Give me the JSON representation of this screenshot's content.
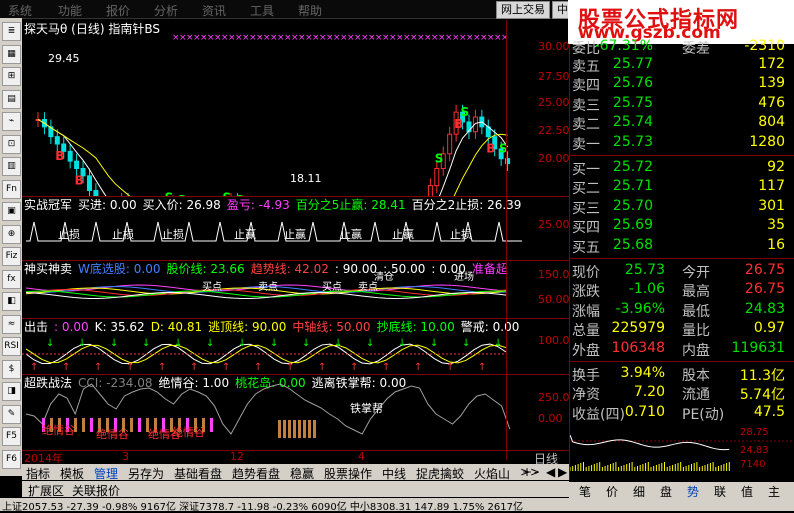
{
  "menu": [
    "系统",
    "功能",
    "报价",
    "分析",
    "资讯",
    "工具",
    "帮助"
  ],
  "top_buttons": {
    "trade": "网上交易",
    "extra": "中"
  },
  "logo": {
    "line1": "股票公式指标网",
    "line2": "www.gszb.com"
  },
  "left_toolbar": [
    "≣",
    "▦",
    "⊞",
    "▤",
    "⌁",
    "⊡",
    "▥",
    "Fn",
    "▣",
    "⊕",
    "Fiz",
    "fx",
    "◧",
    "≈",
    "RSI",
    "$",
    "◨",
    "✎",
    "F5",
    "F6"
  ],
  "main_pane": {
    "title": "探天马θ (日线) 指南针BS",
    "high_label": "29.45",
    "low_label": "18.11",
    "y_ticks": [
      "30.00",
      "27.50",
      "25.00",
      "22.50",
      "20.00"
    ]
  },
  "pane2": {
    "label": "实战冠军",
    "items": [
      {
        "text": "买进: 0.00",
        "color": "#ffffff"
      },
      {
        "text": "买入价: 26.98",
        "color": "#ffffff"
      },
      {
        "text": "盈亏: -4.93",
        "color": "#ff40ff"
      },
      {
        "text": "百分之5止赢: 28.41",
        "color": "#00ff00"
      },
      {
        "text": "百分之2止损: 26.39",
        "color": "#ffffff"
      }
    ],
    "y_ticks": [
      "25.00"
    ],
    "marks": [
      "止损",
      "止损",
      "止损",
      "止赢",
      "止赢",
      "止赢",
      "止赢",
      "止损"
    ]
  },
  "pane3": {
    "label": "神买神卖",
    "items": [
      {
        "text": "W底选股: 0.00",
        "color": "#4080ff"
      },
      {
        "text": "股价线: 23.66",
        "color": "#00ff00"
      },
      {
        "text": "趋势线: 42.02",
        "color": "#ff4040"
      },
      {
        "text": ": 90.00",
        "color": "#ffffff"
      },
      {
        "text": ": 50.00",
        "color": "#ffffff"
      },
      {
        "text": ": 0.00",
        "color": "#ffffff"
      },
      {
        "text": "准备超",
        "color": "#ff40ff"
      }
    ],
    "y_ticks": [
      "150.00",
      "50.00"
    ],
    "marks": [
      "买点",
      "卖点",
      "买点",
      "卖点",
      "清仓",
      "进场"
    ]
  },
  "pane4": {
    "label": "出击",
    "items": [
      {
        "text": ": 0.00",
        "color": "#ff40ff"
      },
      {
        "text": "K: 35.62",
        "color": "#ffffff"
      },
      {
        "text": "D: 40.81",
        "color": "#ffff00"
      },
      {
        "text": "逃顶线: 90.00",
        "color": "#ffff00"
      },
      {
        "text": "中轴线: 50.00",
        "color": "#ff4040"
      },
      {
        "text": "抄底线: 10.00",
        "color": "#00ff00"
      },
      {
        "text": "警戒: 0.00",
        "color": "#ffffff"
      }
    ],
    "y_ticks": [
      "100.00"
    ]
  },
  "pane5": {
    "label": "超跌战法",
    "items": [
      {
        "text": "CCI: -234.08",
        "color": "#808080"
      },
      {
        "text": "绝情谷: 1.00",
        "color": "#ffffff"
      },
      {
        "text": "桃花岛: 0.00",
        "color": "#00ff00"
      },
      {
        "text": "逃离铁掌帮: 0.00",
        "color": "#ffffff"
      }
    ],
    "y_ticks": [
      "250.00",
      "0.00"
    ],
    "marks": [
      "绝情谷",
      "绝情谷",
      "绝情谷",
      "绝情谷",
      "铁掌帮"
    ]
  },
  "x_axis": {
    "labels": [
      "2014年",
      "3",
      "12",
      "4"
    ],
    "period": "日线"
  },
  "tabs": [
    "指标",
    "模板",
    "管理",
    "另存为",
    "基础看盘",
    "趋势看盘",
    "稳赢",
    "股票操作",
    "中线",
    "捉虎擒蛟",
    "火焰山",
    ">>"
  ],
  "tab_controls": [
    "+",
    "-",
    "◀",
    "▶"
  ],
  "bottom_tabs": [
    "扩展区",
    "关联报价"
  ],
  "status_text": "上证2057.53  -27.39  -0.98%  9167亿  深证7378.7  -11.98  -0.23%  6090亿  中小8308.31  147.89  1.75%  2617亿",
  "quote": {
    "top_row": {
      "l": "委比",
      "v": "-67.31%",
      "l2": "委差",
      "v2": "-2310"
    },
    "sell": [
      {
        "l": "卖五",
        "p": "25.77",
        "v": "172"
      },
      {
        "l": "卖四",
        "p": "25.76",
        "v": "139"
      },
      {
        "l": "卖三",
        "p": "25.75",
        "v": "476"
      },
      {
        "l": "卖二",
        "p": "25.74",
        "v": "804"
      },
      {
        "l": "卖一",
        "p": "25.73",
        "v": "1280"
      }
    ],
    "buy": [
      {
        "l": "买一",
        "p": "25.72",
        "v": "92"
      },
      {
        "l": "买二",
        "p": "25.71",
        "v": "117"
      },
      {
        "l": "买三",
        "p": "25.70",
        "v": "301"
      },
      {
        "l": "买四",
        "p": "25.69",
        "v": "35"
      },
      {
        "l": "买五",
        "p": "25.68",
        "v": "16"
      }
    ],
    "stats": [
      {
        "l": "现价",
        "v": "25.73",
        "c": "grn",
        "l2": "今开",
        "v2": "26.75",
        "c2": "red"
      },
      {
        "l": "涨跌",
        "v": "-1.06",
        "c": "grn",
        "l2": "最高",
        "v2": "26.75",
        "c2": "red"
      },
      {
        "l": "涨幅",
        "v": "-3.96%",
        "c": "grn",
        "l2": "最低",
        "v2": "24.83",
        "c2": "grn"
      },
      {
        "l": "总量",
        "v": "225979",
        "c": "yel",
        "l2": "量比",
        "v2": "0.97",
        "c2": "yel"
      },
      {
        "l": "外盘",
        "v": "106348",
        "c": "red",
        "l2": "内盘",
        "v2": "119631",
        "c2": "grn"
      }
    ],
    "stats2": [
      {
        "l": "换手",
        "v": "3.94%",
        "l2": "股本",
        "v2": "11.3亿"
      },
      {
        "l": "净资",
        "v": "7.20",
        "l2": "流通",
        "v2": "5.74亿"
      },
      {
        "l": "收益(四)",
        "v": "0.710",
        "l2": "PE(动)",
        "v2": "47.5"
      }
    ],
    "mini": {
      "hi": "28.75",
      "lo": "24.83",
      "vol": "7140"
    }
  },
  "right_tabs": [
    "笔",
    "价",
    "细",
    "盘",
    "势",
    "联",
    "值",
    "主"
  ]
}
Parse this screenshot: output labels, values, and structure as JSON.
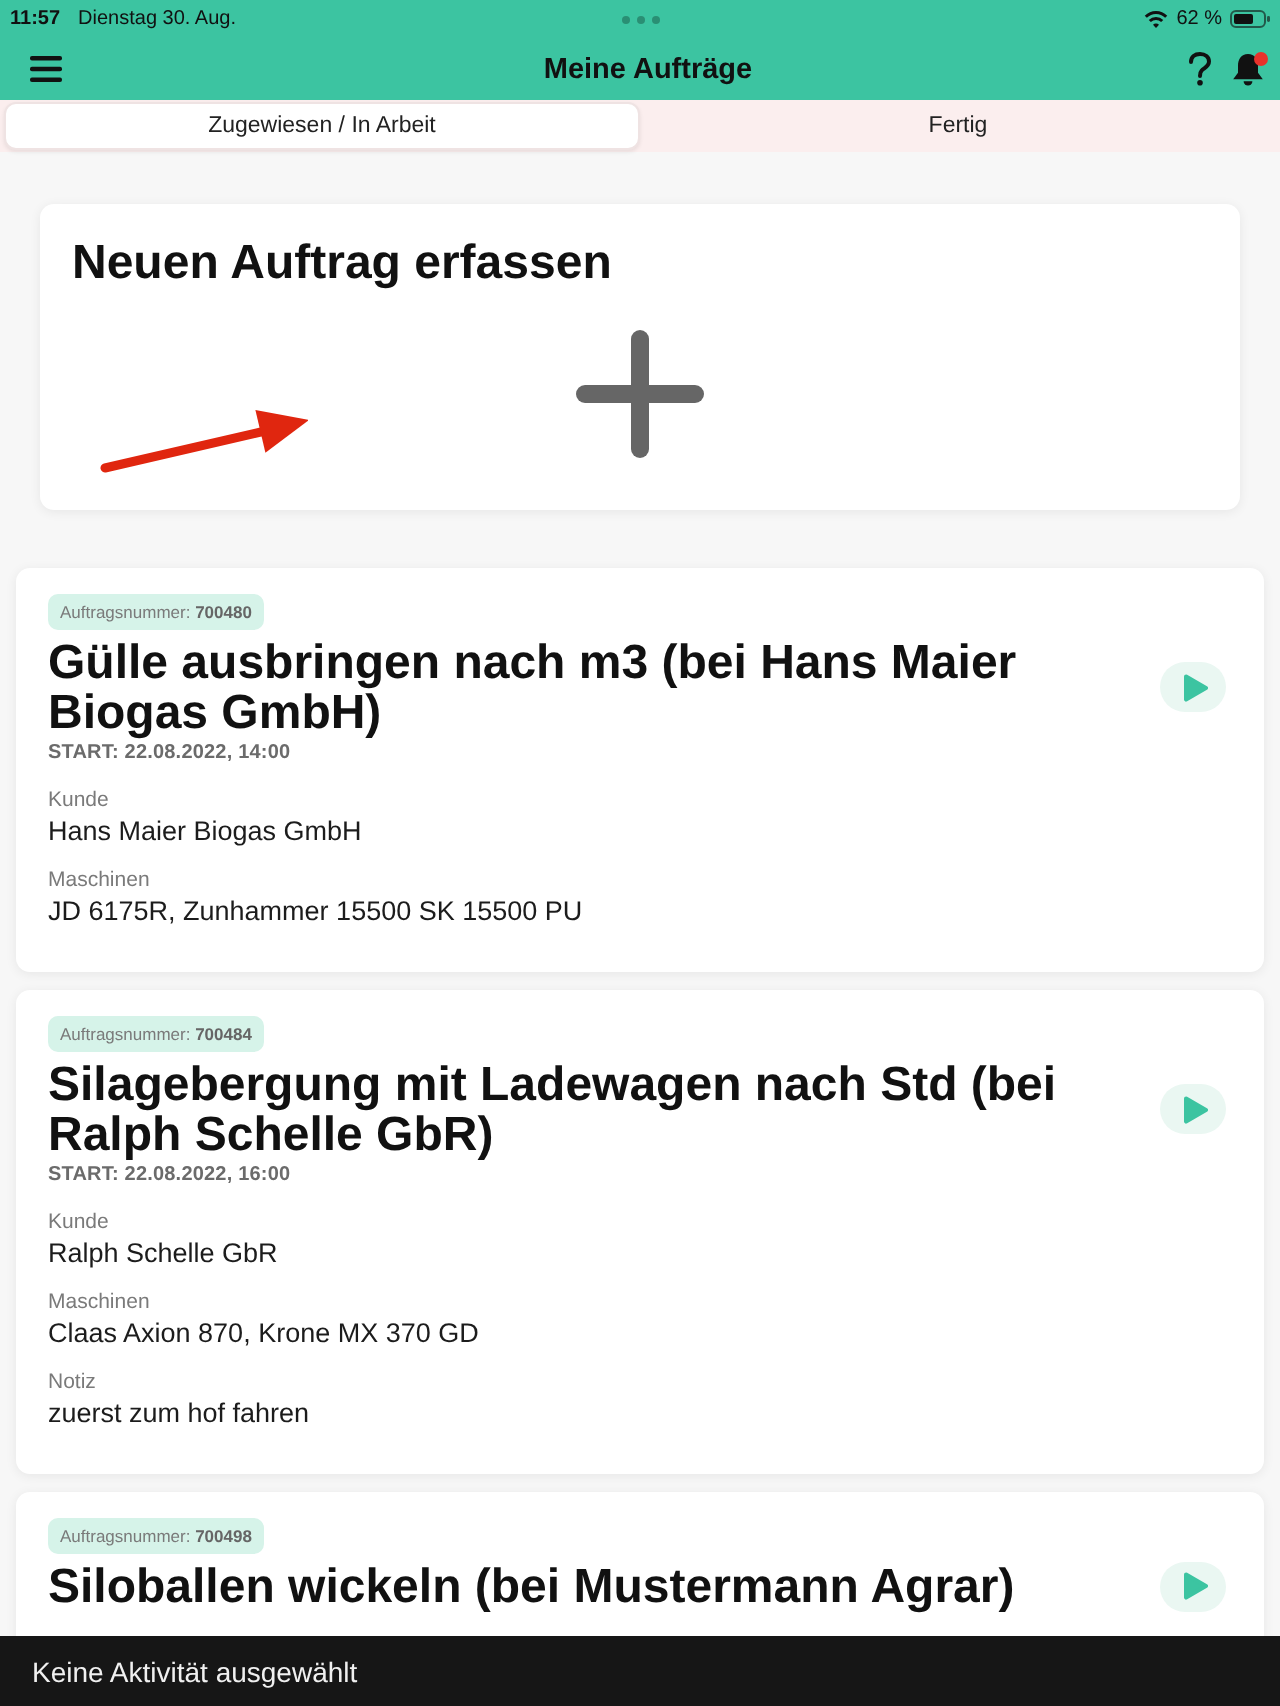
{
  "status_bar": {
    "time": "11:57",
    "date": "Dienstag 30. Aug.",
    "battery": "62 %"
  },
  "header": {
    "title": "Meine Aufträge",
    "has_notification": true
  },
  "tabs": [
    {
      "label": "Zugewiesen / In Arbeit",
      "selected": true
    },
    {
      "label": "Fertig",
      "selected": false
    }
  ],
  "new_order": {
    "title": "Neuen Auftrag erfassen"
  },
  "orders": [
    {
      "number": "Auftragsnummer: **700480**",
      "title": "Gülle ausbringen nach m3 (bei Hans Maier Biogas GmbH)",
      "start": "START: 22.08.2022, 14:00",
      "fields": [
        {
          "label": "Kunde",
          "value": "Hans Maier Biogas GmbH"
        },
        {
          "label": "Maschinen",
          "value": "JD 6175R, Zunhammer 15500 SK 15500 PU"
        }
      ]
    },
    {
      "number": "Auftragsnummer: **700484**",
      "title": "Silagebergung mit Ladewagen nach Std (bei Ralph Schelle GbR)",
      "start": "START: 22.08.2022, 16:00",
      "fields": [
        {
          "label": "Kunde",
          "value": "Ralph Schelle GbR"
        },
        {
          "label": "Maschinen",
          "value": "Claas Axion 870, Krone MX 370 GD"
        },
        {
          "label": "Notiz",
          "value": "zuerst zum hof fahren"
        }
      ]
    },
    {
      "number": "Auftragsnummer: **700498**",
      "title": "Siloballen wickeln (bei Mustermann Agrar)"
    }
  ],
  "activity_bar": {
    "text": "Keine Aktivität ausgewählt"
  }
}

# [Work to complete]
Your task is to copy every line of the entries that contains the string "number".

# [Exercise solution]
      "number": "Auftragsnummer: **700480**",
      "number": "Auftragsnummer: **700484**",
      "number": "Auftragsnummer: **700498**",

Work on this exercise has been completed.